But IATA, the International Air Transport Association, warned that the spin-off from the Cyprus banking crisis and its effect on the stability of the euro could reverse the upward trend in total industry revenues.
The grouping which represents some 80 percent of global carriers, said it expects them to make a net profit of $10.6bn in 2013, up from an earlier forecast of $8.4bn and well above the $6.7bn achieved in 2012.
“Against a backdrop of improved optimism for global economic prospects, passenger demand has been strong and cargo markets are starting to grow again,” Tony Tyler, IATA’s director general and chief executive, told a news conference.
“It’s a small step in the right direction. It will raise the airline industry’s net profit margin to 1.6 percent,” he said. In 2012, profitability was just one percent.

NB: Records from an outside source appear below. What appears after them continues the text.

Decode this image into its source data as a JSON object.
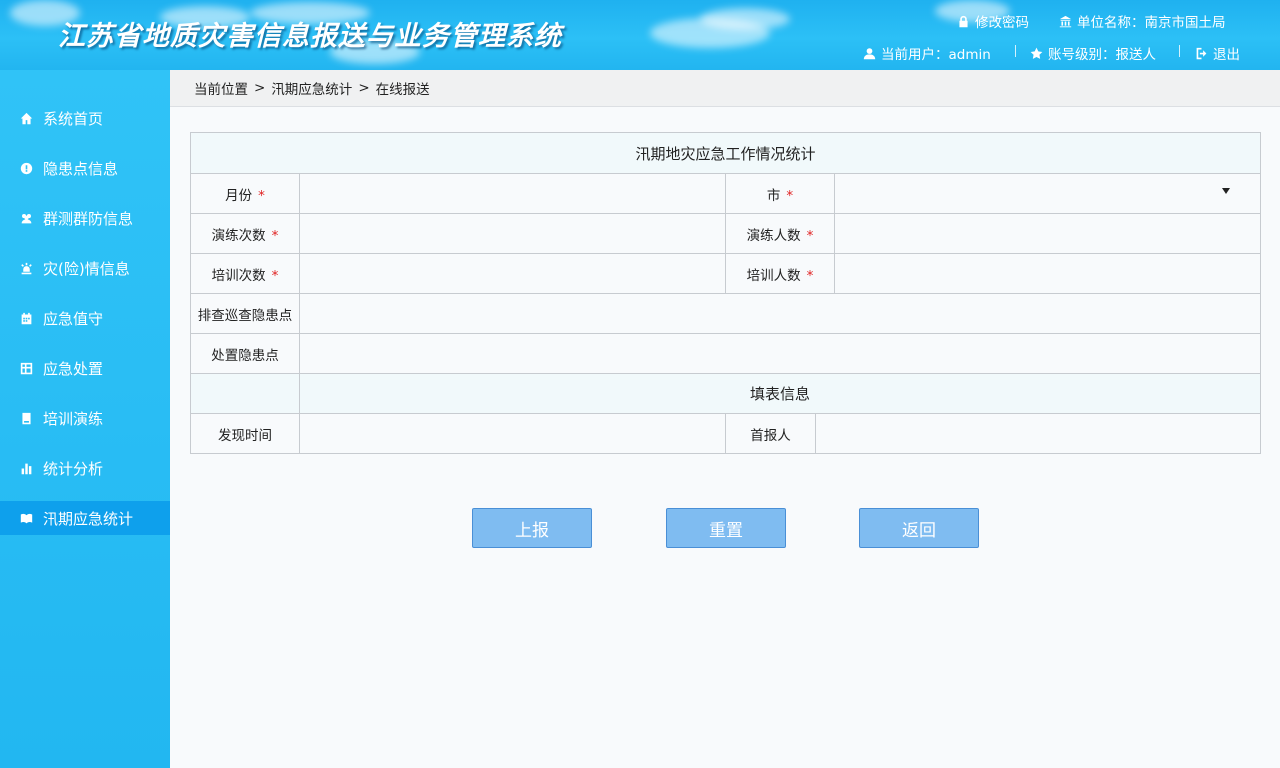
{
  "header": {
    "title": "江苏省地质灾害信息报送与业务管理系统",
    "change_password": "修改密码",
    "unit_name": "单位名称：南京市国土局",
    "current_user": "当前用户：admin",
    "account_level": "账号级别：报送人",
    "logout": "退出"
  },
  "sidebar": {
    "items": [
      {
        "label": "系统首页",
        "icon": "home-icon"
      },
      {
        "label": "隐患点信息",
        "icon": "alert-circle-icon"
      },
      {
        "label": "群测群防信息",
        "icon": "users-icon"
      },
      {
        "label": "灾(险)情信息",
        "icon": "siren-icon"
      },
      {
        "label": "应急值守",
        "icon": "calendar-icon"
      },
      {
        "label": "应急处置",
        "icon": "grid-icon"
      },
      {
        "label": "培训演练",
        "icon": "book-icon"
      },
      {
        "label": "统计分析",
        "icon": "bar-chart-icon"
      },
      {
        "label": "汛期应急统计",
        "icon": "open-book-icon"
      }
    ],
    "active_index": 8
  },
  "breadcrumb": {
    "items": [
      "当前位置",
      "汛期应急统计",
      "在线报送"
    ],
    "separator": ">"
  },
  "form": {
    "title": "汛期地灾应急工作情况统计",
    "month_label": "月份",
    "city_label": "市",
    "drill_count_label": "演练次数",
    "drill_people_label": "演练人数",
    "training_count_label": "培训次数",
    "training_people_label": "培训人数",
    "inspect_label": "排查巡查隐患点",
    "dispose_label": "处置隐患点",
    "fill_info_title": "填表信息",
    "discover_time_label": "发现时间",
    "reporter_label": "首报人",
    "required_mark": "*",
    "city_value": ""
  },
  "buttons": {
    "submit": "上报",
    "reset": "重置",
    "back": "返回"
  },
  "colors": {
    "header_blue": "#1fb1f0",
    "sidebar_blue": "#2ab9f3",
    "active_item": "#0ea0ec",
    "button_fill": "#7fbcf1",
    "required_red": "#e02020"
  }
}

Leading the field in expected absolute revenue growth, based on figures for the first quarter, are airlines in the Asia-Pacific region where China’s domestic travel market is expanding rapidly, said the body’s chief economist Brian Pearce.
Overall revenue for the industry is now expected to hit $671 billion this year, $12bn up on the earlier forecast issued at the end of 2012, and versus $637bn in 2012. But costs — mainly related to fuel — were also expected to rise by $9bn to $10bn, according to IATA.
The Geneva-based body said passenger traffic is expected to rise by 5.4 percent compared with the previous prediction of 4.5 percent and the 5.3 percent growth of 2012. Cargo, which saw negative growth of 1.5 percent last year, is likely to be up 2.7 percent, 1.3 percent more than forecast last December in IATA’s year-end review. Reuters